Ursual von der Leyen, President of the European Commission, spoke of her fondness for the UK this afternoon, as she spoke to an audience at the London School of Economics – where she formerly studied. She spoke of her sadness that Britain will be leaving the bloc and said Brexit day, January 31, would be a “tough and emotional day”. But the EU chief issued a harrowing warning to Boris Johnson, as she said that 11 months is not enough time to reach a comprehensive trade agreement with the UK and suggested an extension to the Brexit transition period is required.
Speaking at the event, Ms von der Leyen said: “Without an extension of the transition period beyond 2020 you cannot expect to agree on every single aspect of our partnership. We will have to prioritise.
“We are prepared to design a new partnership with zero tariffs, zero quotas, zero dumping – a partnership that goes well beyond trade and is unprecedented in scope.”
The Commission President also warned there would be “consequences” to leaving the EU and that the UK would have to accept compromise.
She said: “Our partnership cannot and will not be the same as before.
“It will not be as close as before because with every choice comes a consequence. With every decision, comes a trade-off.
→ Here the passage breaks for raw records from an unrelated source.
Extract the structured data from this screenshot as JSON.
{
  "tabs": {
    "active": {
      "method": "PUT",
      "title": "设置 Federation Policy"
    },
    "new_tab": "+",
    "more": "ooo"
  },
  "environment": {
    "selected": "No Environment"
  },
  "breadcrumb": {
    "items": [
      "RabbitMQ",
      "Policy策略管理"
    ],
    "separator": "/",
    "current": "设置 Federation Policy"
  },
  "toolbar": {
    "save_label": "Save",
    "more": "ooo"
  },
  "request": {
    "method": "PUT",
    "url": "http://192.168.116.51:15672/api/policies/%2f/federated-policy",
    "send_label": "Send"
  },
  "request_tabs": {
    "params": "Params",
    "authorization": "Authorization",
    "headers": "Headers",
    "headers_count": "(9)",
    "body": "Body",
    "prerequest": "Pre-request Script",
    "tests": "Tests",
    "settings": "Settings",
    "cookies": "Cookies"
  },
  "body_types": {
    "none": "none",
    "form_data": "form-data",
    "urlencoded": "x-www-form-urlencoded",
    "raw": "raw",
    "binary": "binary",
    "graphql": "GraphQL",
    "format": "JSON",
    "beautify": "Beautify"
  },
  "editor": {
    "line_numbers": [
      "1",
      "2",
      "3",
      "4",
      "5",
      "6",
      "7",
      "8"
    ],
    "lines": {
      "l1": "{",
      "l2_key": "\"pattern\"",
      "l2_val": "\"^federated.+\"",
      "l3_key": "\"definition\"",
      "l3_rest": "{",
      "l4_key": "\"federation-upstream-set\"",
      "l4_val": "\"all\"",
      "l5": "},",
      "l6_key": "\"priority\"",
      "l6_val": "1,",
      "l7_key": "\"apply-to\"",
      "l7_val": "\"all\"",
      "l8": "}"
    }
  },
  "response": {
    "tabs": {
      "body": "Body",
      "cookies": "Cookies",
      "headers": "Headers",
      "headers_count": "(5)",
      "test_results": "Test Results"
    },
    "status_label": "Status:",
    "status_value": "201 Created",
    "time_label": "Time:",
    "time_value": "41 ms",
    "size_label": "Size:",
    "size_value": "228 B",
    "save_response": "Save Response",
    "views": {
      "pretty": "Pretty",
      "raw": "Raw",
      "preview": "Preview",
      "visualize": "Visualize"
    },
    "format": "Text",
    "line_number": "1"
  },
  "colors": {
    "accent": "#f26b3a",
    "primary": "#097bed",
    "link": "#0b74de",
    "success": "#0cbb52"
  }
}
“Without the free movement of people, you cannot have the free movement of capital, goods and services.
“Without a level playing field on environment, labour and state aid, you cannot have the highest quality access to the world’s largest single market.
“The more divergence there is, the more distant the partnership will be.”
Opposition parties have hit out at Mr Johnson for imposing an “unrealistic” deadline to strike a trade deal with the EU.
Liberal Democrat Brexit spokesman Alistair Carmichael said: “It is becoming increasingly clear that the hard deadline Boris Johnson has set for negotiating the future relationship between the EU and UK is unrealistic.
“Von der Leyen’s comments highlight that the Tory Government must be open to extending the transition period beyond the end of this year to ensure we do not leave with a half-baked deal or crash out without any deal at all.
Green Party MP Caroline Lucas also asked Stephen Barclay, the secretary of state for exiting the European Union, why he wanted to “tie the Government’s hands” on the length of the transition period and “risk the disaster of no deal” at the end of the year.
The Labour party are pushing for a new clause to Brexit legislation, to avoid a no deal Brexit at the end of 2020.
Jeremy Corbyn tabled an amendment seeking a two-year extension to the implementation period if certain conditions are not met by mid-June.
Such talks for an extension would not be required if an agreement on the future trade relationship has been concluded or the Commons has passed a motion approving the government’s intention not to apply for an extension.